• Work to complete
The answer must be an exact copy of every record.

BEGIN Data to process

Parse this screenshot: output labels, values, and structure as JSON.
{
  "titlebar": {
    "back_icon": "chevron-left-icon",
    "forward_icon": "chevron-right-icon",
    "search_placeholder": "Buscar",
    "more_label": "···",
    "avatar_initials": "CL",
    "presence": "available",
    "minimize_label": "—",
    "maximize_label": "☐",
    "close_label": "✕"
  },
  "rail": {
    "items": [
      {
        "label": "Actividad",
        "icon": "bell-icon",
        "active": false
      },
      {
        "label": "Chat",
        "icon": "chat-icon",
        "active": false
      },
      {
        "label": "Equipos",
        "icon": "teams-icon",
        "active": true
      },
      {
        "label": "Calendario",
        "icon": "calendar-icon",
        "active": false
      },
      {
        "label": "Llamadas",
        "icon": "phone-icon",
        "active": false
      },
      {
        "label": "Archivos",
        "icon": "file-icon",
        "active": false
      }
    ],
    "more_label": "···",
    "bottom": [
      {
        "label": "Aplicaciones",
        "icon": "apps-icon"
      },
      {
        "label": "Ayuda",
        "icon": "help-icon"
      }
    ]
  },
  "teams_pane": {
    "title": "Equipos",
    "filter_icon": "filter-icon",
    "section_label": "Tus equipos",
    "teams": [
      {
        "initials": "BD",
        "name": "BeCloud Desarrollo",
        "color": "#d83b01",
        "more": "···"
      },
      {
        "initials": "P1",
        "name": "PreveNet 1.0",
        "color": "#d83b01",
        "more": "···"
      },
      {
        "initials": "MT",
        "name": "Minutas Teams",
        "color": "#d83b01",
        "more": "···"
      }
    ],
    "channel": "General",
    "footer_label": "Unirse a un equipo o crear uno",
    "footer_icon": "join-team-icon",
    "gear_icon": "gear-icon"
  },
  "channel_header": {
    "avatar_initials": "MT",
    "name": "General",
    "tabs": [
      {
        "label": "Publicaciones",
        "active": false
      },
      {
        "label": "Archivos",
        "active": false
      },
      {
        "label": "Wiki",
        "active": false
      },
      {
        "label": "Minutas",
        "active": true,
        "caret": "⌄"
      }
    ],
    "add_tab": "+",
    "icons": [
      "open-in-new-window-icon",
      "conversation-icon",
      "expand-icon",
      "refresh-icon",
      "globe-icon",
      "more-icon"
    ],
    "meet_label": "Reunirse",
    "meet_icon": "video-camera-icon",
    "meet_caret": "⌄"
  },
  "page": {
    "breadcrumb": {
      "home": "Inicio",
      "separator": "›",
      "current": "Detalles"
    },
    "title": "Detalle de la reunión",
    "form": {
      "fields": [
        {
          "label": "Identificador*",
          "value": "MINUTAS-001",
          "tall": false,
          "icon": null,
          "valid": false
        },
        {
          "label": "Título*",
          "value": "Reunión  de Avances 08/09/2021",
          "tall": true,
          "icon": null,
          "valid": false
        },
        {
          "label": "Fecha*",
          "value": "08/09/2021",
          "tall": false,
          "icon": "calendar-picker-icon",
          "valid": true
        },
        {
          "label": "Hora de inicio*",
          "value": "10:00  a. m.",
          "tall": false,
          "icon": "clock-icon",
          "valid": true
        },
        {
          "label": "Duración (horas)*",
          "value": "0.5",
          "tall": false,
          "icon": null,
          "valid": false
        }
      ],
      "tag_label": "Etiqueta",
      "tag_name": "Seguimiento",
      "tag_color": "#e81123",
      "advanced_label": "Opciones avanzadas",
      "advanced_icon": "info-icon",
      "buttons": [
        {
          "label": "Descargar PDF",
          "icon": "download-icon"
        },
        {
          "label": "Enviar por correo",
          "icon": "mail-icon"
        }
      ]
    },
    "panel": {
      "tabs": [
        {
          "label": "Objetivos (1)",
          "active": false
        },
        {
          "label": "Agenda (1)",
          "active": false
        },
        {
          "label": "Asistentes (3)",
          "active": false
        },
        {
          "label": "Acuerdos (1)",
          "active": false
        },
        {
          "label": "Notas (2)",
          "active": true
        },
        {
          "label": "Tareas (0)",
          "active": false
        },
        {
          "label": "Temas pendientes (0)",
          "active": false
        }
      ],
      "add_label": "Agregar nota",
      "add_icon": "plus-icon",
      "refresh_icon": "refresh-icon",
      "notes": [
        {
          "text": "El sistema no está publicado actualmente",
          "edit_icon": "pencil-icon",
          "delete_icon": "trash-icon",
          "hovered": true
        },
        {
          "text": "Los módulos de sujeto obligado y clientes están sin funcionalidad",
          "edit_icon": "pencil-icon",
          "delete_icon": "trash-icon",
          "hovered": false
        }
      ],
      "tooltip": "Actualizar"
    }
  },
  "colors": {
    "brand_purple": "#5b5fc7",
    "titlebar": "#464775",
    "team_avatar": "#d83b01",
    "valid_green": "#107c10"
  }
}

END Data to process

• Final answer
Parse this screenshot: output labels, values, and structure as JSON.
{
  "titlebar": {
    "back_icon": "chevron-left-icon",
    "forward_icon": "chevron-right-icon",
    "search_placeholder": "Buscar",
    "more_label": "···",
    "avatar_initials": "CL",
    "presence": "available",
    "minimize_label": "—",
    "maximize_label": "☐",
    "close_label": "✕"
  },
  "rail": {
    "items": [
      {
        "label": "Actividad",
        "icon": "bell-icon",
        "active": false
      },
      {
        "label": "Chat",
        "icon": "chat-icon",
        "active": false
      },
      {
        "label": "Equipos",
        "icon": "teams-icon",
        "active": true
      },
      {
        "label": "Calendario",
        "icon": "calendar-icon",
        "active": false
      },
      {
        "label": "Llamadas",
        "icon": "phone-icon",
        "active": false
      },
      {
        "label": "Archivos",
        "icon": "file-icon",
        "active": false
      }
    ],
    "more_label": "···",
    "bottom": [
      {
        "label": "Aplicaciones",
        "icon": "apps-icon"
      },
      {
        "label": "Ayuda",
        "icon": "help-icon"
      }
    ]
  },
  "teams_pane": {
    "title": "Equipos",
    "filter_icon": "filter-icon",
    "section_label": "Tus equipos",
    "teams": [
      {
        "initials": "BD",
        "name": "BeCloud Desarrollo",
        "color": "#d83b01",
        "more": "···"
      },
      {
        "initials": "P1",
        "name": "PreveNet 1.0",
        "color": "#d83b01",
        "more": "···"
      },
      {
        "initials": "MT",
        "name": "Minutas Teams",
        "color": "#d83b01",
        "more": "···"
      }
    ],
    "channel": "General",
    "footer_label": "Unirse a un equipo o crear uno",
    "footer_icon": "join-team-icon",
    "gear_icon": "gear-icon"
  },
  "channel_header": {
    "avatar_initials": "MT",
    "name": "General",
    "tabs": [
      {
        "label": "Publicaciones",
        "active": false
      },
      {
        "label": "Archivos",
        "active": false
      },
      {
        "label": "Wiki",
        "active": false
      },
      {
        "label": "Minutas",
        "active": true,
        "caret": "⌄"
      }
    ],
    "add_tab": "+",
    "icons": [
      "open-in-new-window-icon",
      "conversation-icon",
      "expand-icon",
      "refresh-icon",
      "globe-icon",
      "more-icon"
    ],
    "meet_label": "Reunirse",
    "meet_icon": "video-camera-icon",
    "meet_caret": "⌄"
  },
  "page": {
    "breadcrumb": {
      "home": "Inicio",
      "separator": "›",
      "current": "Detalles"
    },
    "title": "Detalle de la reunión",
    "form": {
      "fields": [
        {
          "label": "Identificador*",
          "value": "MINUTAS-001",
          "tall": false,
          "icon": null,
          "valid": false
        },
        {
          "label": "Título*",
          "value": "Reunión  de Avances 08/09/2021",
          "tall": true,
          "icon": null,
          "valid": false
        },
        {
          "label": "Fecha*",
          "value": "08/09/2021",
          "tall": false,
          "icon": "calendar-picker-icon",
          "valid": true
        },
        {
          "label": "Hora de inicio*",
          "value": "10:00  a. m.",
          "tall": false,
          "icon": "clock-icon",
          "valid": true
        },
        {
          "label": "Duración (horas)*",
          "value": "0.5",
          "tall": false,
          "icon": null,
          "valid": false
        }
      ],
      "tag_label": "Etiqueta",
      "tag_name": "Seguimiento",
      "tag_color": "#e81123",
      "advanced_label": "Opciones avanzadas",
      "advanced_icon": "info-icon",
      "buttons": [
        {
          "label": "Descargar PDF",
          "icon": "download-icon"
        },
        {
          "label": "Enviar por correo",
          "icon": "mail-icon"
        }
      ]
    },
    "panel": {
      "tabs": [
        {
          "label": "Objetivos (1)",
          "active": false
        },
        {
          "label": "Agenda (1)",
          "active": false
        },
        {
          "label": "Asistentes (3)",
          "active": false
        },
        {
          "label": "Acuerdos (1)",
          "active": false
        },
        {
          "label": "Notas (2)",
          "active": true
        },
        {
          "label": "Tareas (0)",
          "active": false
        },
        {
          "label": "Temas pendientes (0)",
          "active": false
        }
      ],
      "add_label": "Agregar nota",
      "add_icon": "plus-icon",
      "refresh_icon": "refresh-icon",
      "notes": [
        {
          "text": "El sistema no está publicado actualmente",
          "edit_icon": "pencil-icon",
          "delete_icon": "trash-icon",
          "hovered": true
        },
        {
          "text": "Los módulos de sujeto obligado y clientes están sin funcionalidad",
          "edit_icon": "pencil-icon",
          "delete_icon": "trash-icon",
          "hovered": false
        }
      ],
      "tooltip": "Actualizar"
    }
  },
  "colors": {
    "brand_purple": "#5b5fc7",
    "titlebar": "#464775",
    "team_avatar": "#d83b01",
    "valid_green": "#107c10"
  }
}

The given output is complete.